**WHAT THE TASK REQUIRES:** Leave the pictures out and restate every line below exactly.

**AVAILABLE RECORDS:**
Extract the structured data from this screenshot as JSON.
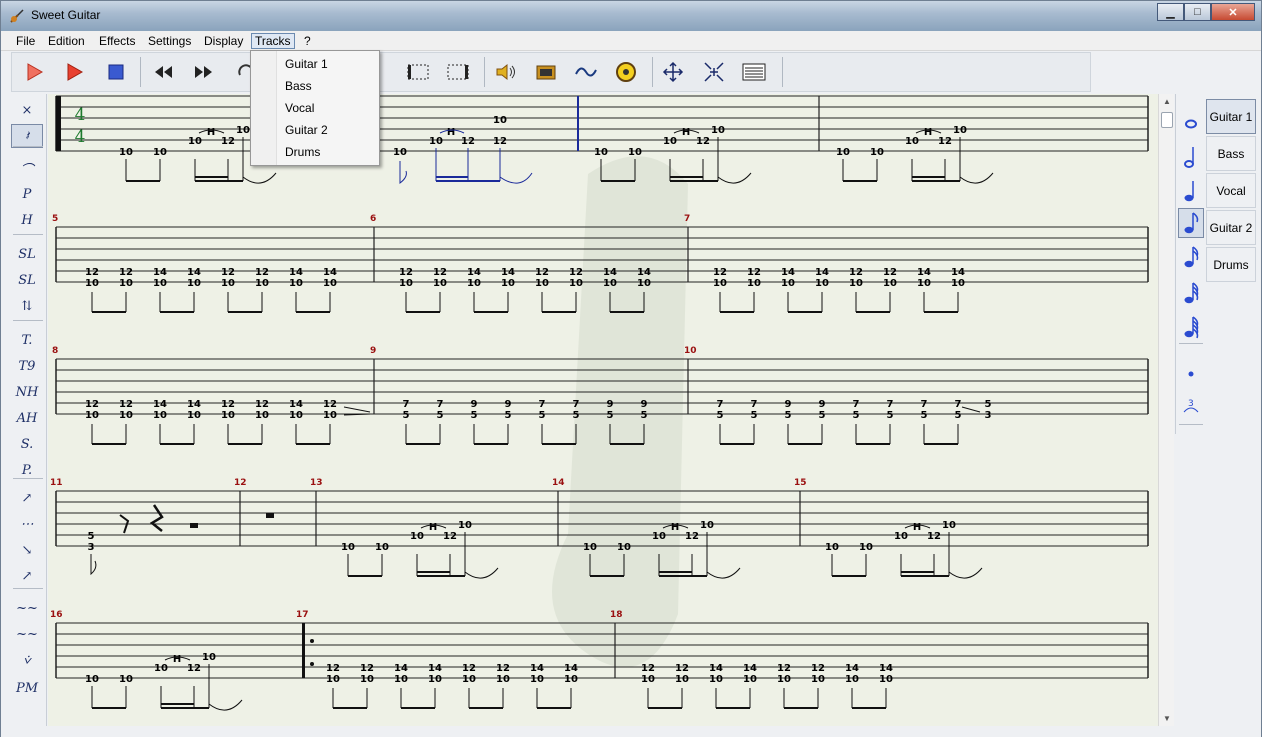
{
  "window": {
    "title": "Sweet Guitar"
  },
  "menubar": [
    {
      "label": "File"
    },
    {
      "label": "Edition"
    },
    {
      "label": "Effects"
    },
    {
      "label": "Settings"
    },
    {
      "label": "Display"
    },
    {
      "label": "Tracks"
    },
    {
      "label": "?"
    }
  ],
  "tracks_menu": [
    "Guitar 1",
    "Bass",
    "Vocal",
    "Guitar 2",
    "Drums"
  ],
  "toolbar": [
    {
      "icon": "play-icon"
    },
    {
      "icon": "play-selection-icon"
    },
    {
      "icon": "stop-icon"
    },
    {
      "icon": "rewind-icon"
    },
    {
      "icon": "fast-forward-icon"
    },
    {
      "icon": "loop-icon"
    },
    {
      "icon": "repeat-start-icon"
    },
    {
      "icon": "repeat-end-icon"
    },
    {
      "icon": "speaker-icon"
    },
    {
      "icon": "amplifier-icon"
    },
    {
      "icon": "wave-icon"
    },
    {
      "icon": "tuner-icon"
    },
    {
      "icon": "move-icon"
    },
    {
      "icon": "shrink-icon"
    },
    {
      "icon": "list-icon"
    }
  ],
  "left_tools": [
    "×",
    "𝄽",
    "⌒",
    "P",
    "H",
    "SL",
    "SL",
    "⇅",
    "T.",
    "T9",
    "NH",
    "AH",
    "S.",
    "P.",
    "↗",
    "⋯",
    "↘",
    "↗",
    "~~",
    "~~",
    "⩒",
    "PM"
  ],
  "track_tabs": [
    "Guitar 1",
    "Bass",
    "Vocal",
    "Guitar 2",
    "Drums"
  ],
  "score": {
    "time_signature": [
      "4",
      "4"
    ],
    "systems": [
      {
        "measures": [
          {
            "num": "",
            "notes": [
              [
                "10"
              ],
              [
                "10"
              ],
              [
                "10",
                "H",
                "12"
              ],
              [
                "12"
              ],
              [
                "10"
              ]
            ]
          },
          {
            "num": "",
            "notes": [
              [
                "10"
              ],
              [
                "10",
                "H",
                "12"
              ],
              [
                "12"
              ],
              [
                "10",
                "12"
              ]
            ]
          },
          {
            "num": "",
            "notes": [
              [
                "10"
              ],
              [
                "10"
              ],
              [
                "10",
                "H",
                "12"
              ],
              [
                "12"
              ],
              [
                "10"
              ]
            ]
          },
          {
            "num": "",
            "notes": [
              [
                "10"
              ],
              [
                "10"
              ],
              [
                "10",
                "H",
                "12"
              ],
              [
                "12"
              ],
              [
                "10"
              ]
            ]
          }
        ]
      }
    ],
    "measure_numbers": [
      "5",
      "6",
      "7",
      "8",
      "9",
      "10",
      "11",
      "12",
      "13",
      "14",
      "15",
      "16",
      "17",
      "18"
    ],
    "notes": {
      "ten": "10",
      "twelve": "12",
      "fourteen": "14",
      "seven": "7",
      "nine": "9",
      "five": "5",
      "three": "3",
      "hammer": "H"
    }
  },
  "colors": {
    "staff": "#111111",
    "selected": "#1a2a9a",
    "measure_number": "#9a1010",
    "accent_blue": "#2a4bd0"
  }
}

**ANSWER TO THE PROBLEM:**
Extract the structured data from this screenshot as JSON.
{
  "window": {
    "title": "Sweet Guitar"
  },
  "menubar": [
    {
      "label": "File"
    },
    {
      "label": "Edition"
    },
    {
      "label": "Effects"
    },
    {
      "label": "Settings"
    },
    {
      "label": "Display"
    },
    {
      "label": "Tracks"
    },
    {
      "label": "?"
    }
  ],
  "tracks_menu": [
    "Guitar 1",
    "Bass",
    "Vocal",
    "Guitar 2",
    "Drums"
  ],
  "toolbar": [
    {
      "icon": "play-icon"
    },
    {
      "icon": "play-selection-icon"
    },
    {
      "icon": "stop-icon"
    },
    {
      "icon": "rewind-icon"
    },
    {
      "icon": "fast-forward-icon"
    },
    {
      "icon": "loop-icon"
    },
    {
      "icon": "repeat-start-icon"
    },
    {
      "icon": "repeat-end-icon"
    },
    {
      "icon": "speaker-icon"
    },
    {
      "icon": "amplifier-icon"
    },
    {
      "icon": "wave-icon"
    },
    {
      "icon": "tuner-icon"
    },
    {
      "icon": "move-icon"
    },
    {
      "icon": "shrink-icon"
    },
    {
      "icon": "list-icon"
    }
  ],
  "left_tools": [
    "×",
    "𝄽",
    "⌒",
    "P",
    "H",
    "SL",
    "SL",
    "⇅",
    "T.",
    "T9",
    "NH",
    "AH",
    "S.",
    "P.",
    "↗",
    "⋯",
    "↘",
    "↗",
    "~~",
    "~~",
    "⩒",
    "PM"
  ],
  "track_tabs": [
    "Guitar 1",
    "Bass",
    "Vocal",
    "Guitar 2",
    "Drums"
  ],
  "score": {
    "time_signature": [
      "4",
      "4"
    ],
    "systems": [
      {
        "measures": [
          {
            "num": "",
            "notes": [
              [
                "10"
              ],
              [
                "10"
              ],
              [
                "10",
                "H",
                "12"
              ],
              [
                "12"
              ],
              [
                "10"
              ]
            ]
          },
          {
            "num": "",
            "notes": [
              [
                "10"
              ],
              [
                "10",
                "H",
                "12"
              ],
              [
                "12"
              ],
              [
                "10",
                "12"
              ]
            ]
          },
          {
            "num": "",
            "notes": [
              [
                "10"
              ],
              [
                "10"
              ],
              [
                "10",
                "H",
                "12"
              ],
              [
                "12"
              ],
              [
                "10"
              ]
            ]
          },
          {
            "num": "",
            "notes": [
              [
                "10"
              ],
              [
                "10"
              ],
              [
                "10",
                "H",
                "12"
              ],
              [
                "12"
              ],
              [
                "10"
              ]
            ]
          }
        ]
      }
    ],
    "measure_numbers": [
      "5",
      "6",
      "7",
      "8",
      "9",
      "10",
      "11",
      "12",
      "13",
      "14",
      "15",
      "16",
      "17",
      "18"
    ],
    "notes": {
      "ten": "10",
      "twelve": "12",
      "fourteen": "14",
      "seven": "7",
      "nine": "9",
      "five": "5",
      "three": "3",
      "hammer": "H"
    }
  },
  "colors": {
    "staff": "#111111",
    "selected": "#1a2a9a",
    "measure_number": "#9a1010",
    "accent_blue": "#2a4bd0"
  }
}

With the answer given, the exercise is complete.